BEGIN INFORMATION GIVEN

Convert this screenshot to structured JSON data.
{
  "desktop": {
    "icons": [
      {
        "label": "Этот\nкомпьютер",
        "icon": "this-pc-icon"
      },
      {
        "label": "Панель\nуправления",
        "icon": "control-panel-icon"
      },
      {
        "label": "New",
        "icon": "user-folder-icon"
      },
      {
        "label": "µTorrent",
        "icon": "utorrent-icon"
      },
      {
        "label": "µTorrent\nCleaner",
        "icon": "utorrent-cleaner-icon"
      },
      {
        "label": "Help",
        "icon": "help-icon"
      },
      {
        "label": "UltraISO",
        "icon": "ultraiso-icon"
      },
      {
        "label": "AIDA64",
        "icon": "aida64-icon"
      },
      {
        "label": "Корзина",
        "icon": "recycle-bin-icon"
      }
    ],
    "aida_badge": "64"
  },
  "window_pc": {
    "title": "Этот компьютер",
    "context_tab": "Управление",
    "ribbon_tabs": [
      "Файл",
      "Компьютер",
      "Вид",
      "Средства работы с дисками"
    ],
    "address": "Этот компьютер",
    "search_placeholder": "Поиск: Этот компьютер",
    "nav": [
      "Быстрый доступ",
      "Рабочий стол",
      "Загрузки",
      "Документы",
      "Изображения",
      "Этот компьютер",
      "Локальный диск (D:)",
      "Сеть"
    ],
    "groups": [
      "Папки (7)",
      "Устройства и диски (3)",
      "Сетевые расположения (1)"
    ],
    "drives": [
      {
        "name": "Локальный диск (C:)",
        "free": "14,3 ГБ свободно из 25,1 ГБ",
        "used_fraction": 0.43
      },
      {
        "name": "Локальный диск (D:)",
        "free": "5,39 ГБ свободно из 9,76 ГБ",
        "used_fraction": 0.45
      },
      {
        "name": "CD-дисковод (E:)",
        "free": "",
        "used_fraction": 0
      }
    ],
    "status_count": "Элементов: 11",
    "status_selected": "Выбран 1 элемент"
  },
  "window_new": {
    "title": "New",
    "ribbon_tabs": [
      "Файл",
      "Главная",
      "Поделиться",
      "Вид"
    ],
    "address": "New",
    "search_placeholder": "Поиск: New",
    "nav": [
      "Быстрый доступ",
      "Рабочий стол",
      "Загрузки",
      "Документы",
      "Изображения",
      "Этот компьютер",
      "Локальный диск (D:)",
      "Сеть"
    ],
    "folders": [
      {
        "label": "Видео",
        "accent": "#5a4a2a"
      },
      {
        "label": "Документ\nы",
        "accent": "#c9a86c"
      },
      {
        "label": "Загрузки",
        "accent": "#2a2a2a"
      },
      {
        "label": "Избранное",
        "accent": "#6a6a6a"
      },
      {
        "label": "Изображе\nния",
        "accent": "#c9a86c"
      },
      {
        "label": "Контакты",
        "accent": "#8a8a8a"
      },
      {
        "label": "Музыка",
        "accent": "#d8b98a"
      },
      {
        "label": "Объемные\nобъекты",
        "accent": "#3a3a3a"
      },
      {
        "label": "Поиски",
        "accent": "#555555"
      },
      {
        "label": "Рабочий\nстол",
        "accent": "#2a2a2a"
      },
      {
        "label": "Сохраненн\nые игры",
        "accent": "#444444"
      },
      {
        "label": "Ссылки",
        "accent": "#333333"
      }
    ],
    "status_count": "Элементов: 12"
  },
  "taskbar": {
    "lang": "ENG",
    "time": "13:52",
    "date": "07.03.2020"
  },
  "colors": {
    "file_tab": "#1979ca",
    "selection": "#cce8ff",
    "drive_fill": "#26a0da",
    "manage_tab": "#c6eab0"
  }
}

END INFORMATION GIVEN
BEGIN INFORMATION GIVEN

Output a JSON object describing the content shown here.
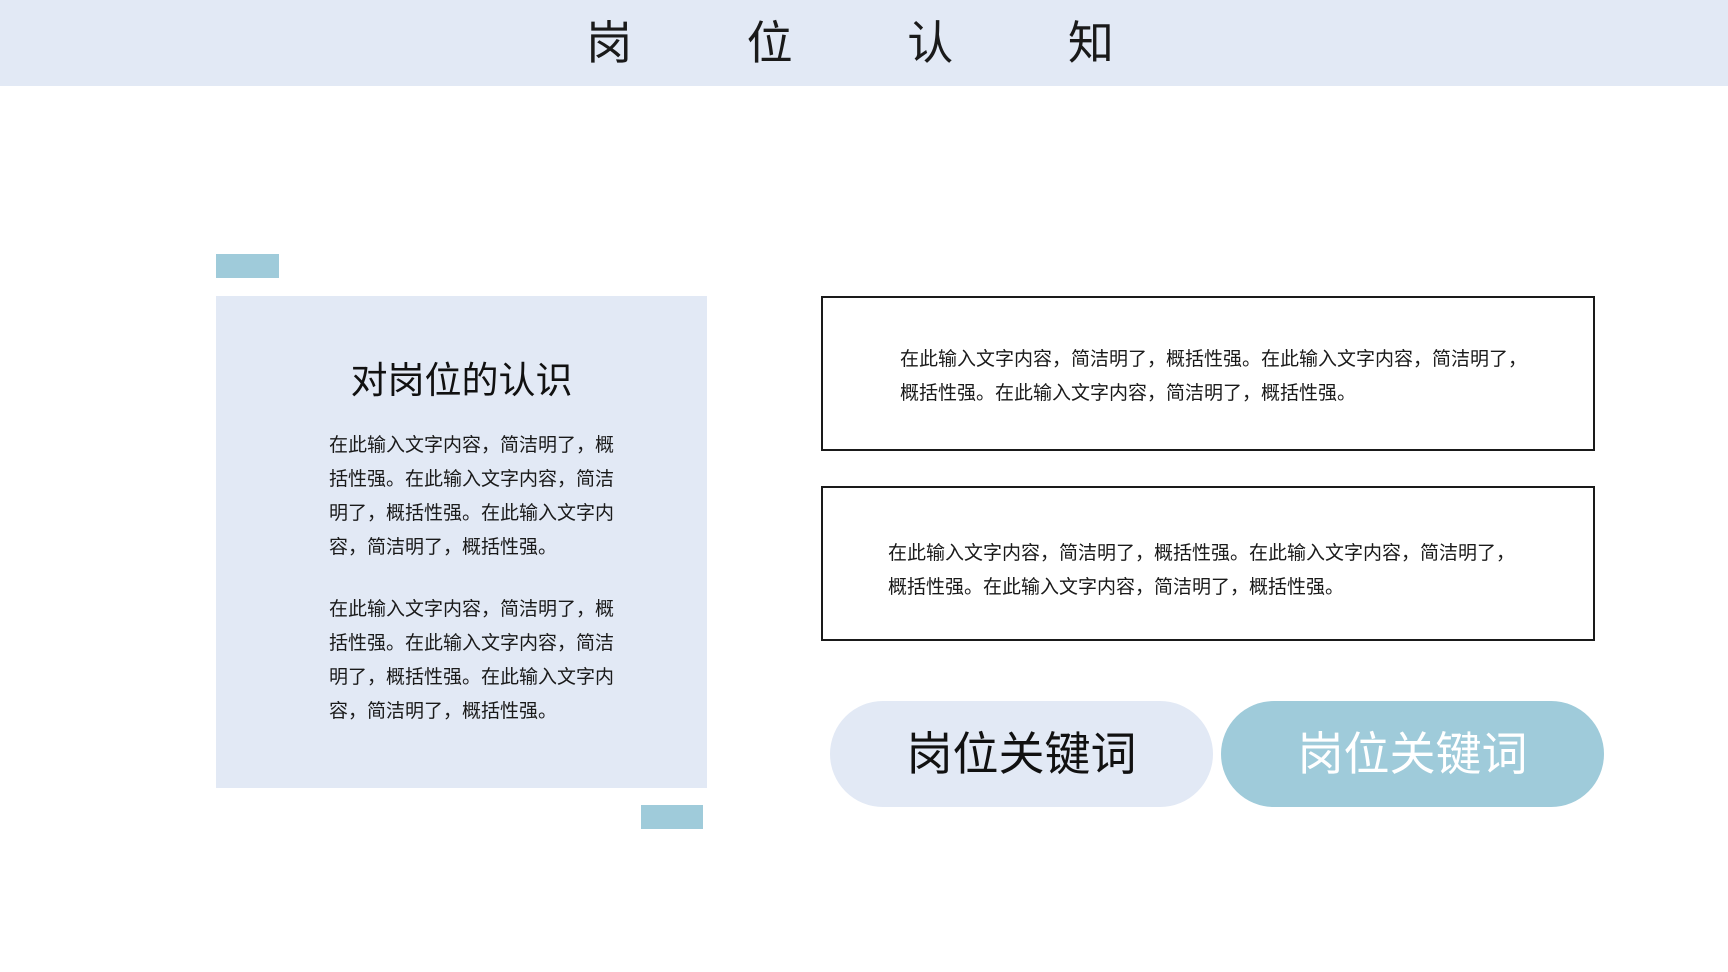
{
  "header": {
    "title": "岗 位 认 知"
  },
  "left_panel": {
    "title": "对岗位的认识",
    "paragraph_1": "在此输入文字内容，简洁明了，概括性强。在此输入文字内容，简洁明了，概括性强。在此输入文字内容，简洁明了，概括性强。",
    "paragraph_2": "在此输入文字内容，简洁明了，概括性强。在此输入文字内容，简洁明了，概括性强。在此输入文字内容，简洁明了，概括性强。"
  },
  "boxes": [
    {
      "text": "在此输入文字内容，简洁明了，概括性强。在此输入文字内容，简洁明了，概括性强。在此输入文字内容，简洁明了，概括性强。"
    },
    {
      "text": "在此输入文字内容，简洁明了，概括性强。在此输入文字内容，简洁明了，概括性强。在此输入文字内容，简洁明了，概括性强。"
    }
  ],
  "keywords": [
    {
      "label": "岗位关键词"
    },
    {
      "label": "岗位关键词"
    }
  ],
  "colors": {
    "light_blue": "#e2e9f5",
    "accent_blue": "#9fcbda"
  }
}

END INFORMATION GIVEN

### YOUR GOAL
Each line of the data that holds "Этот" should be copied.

### ANSWER TO THIS EXERCISE
        "label": "Этот\nкомпьютер",
    "title": "Этот компьютер",
    "address": "Этот компьютер",
    "search_placeholder": "Поиск: Этот компьютер",
      "Этот компьютер",
      "Этот компьютер",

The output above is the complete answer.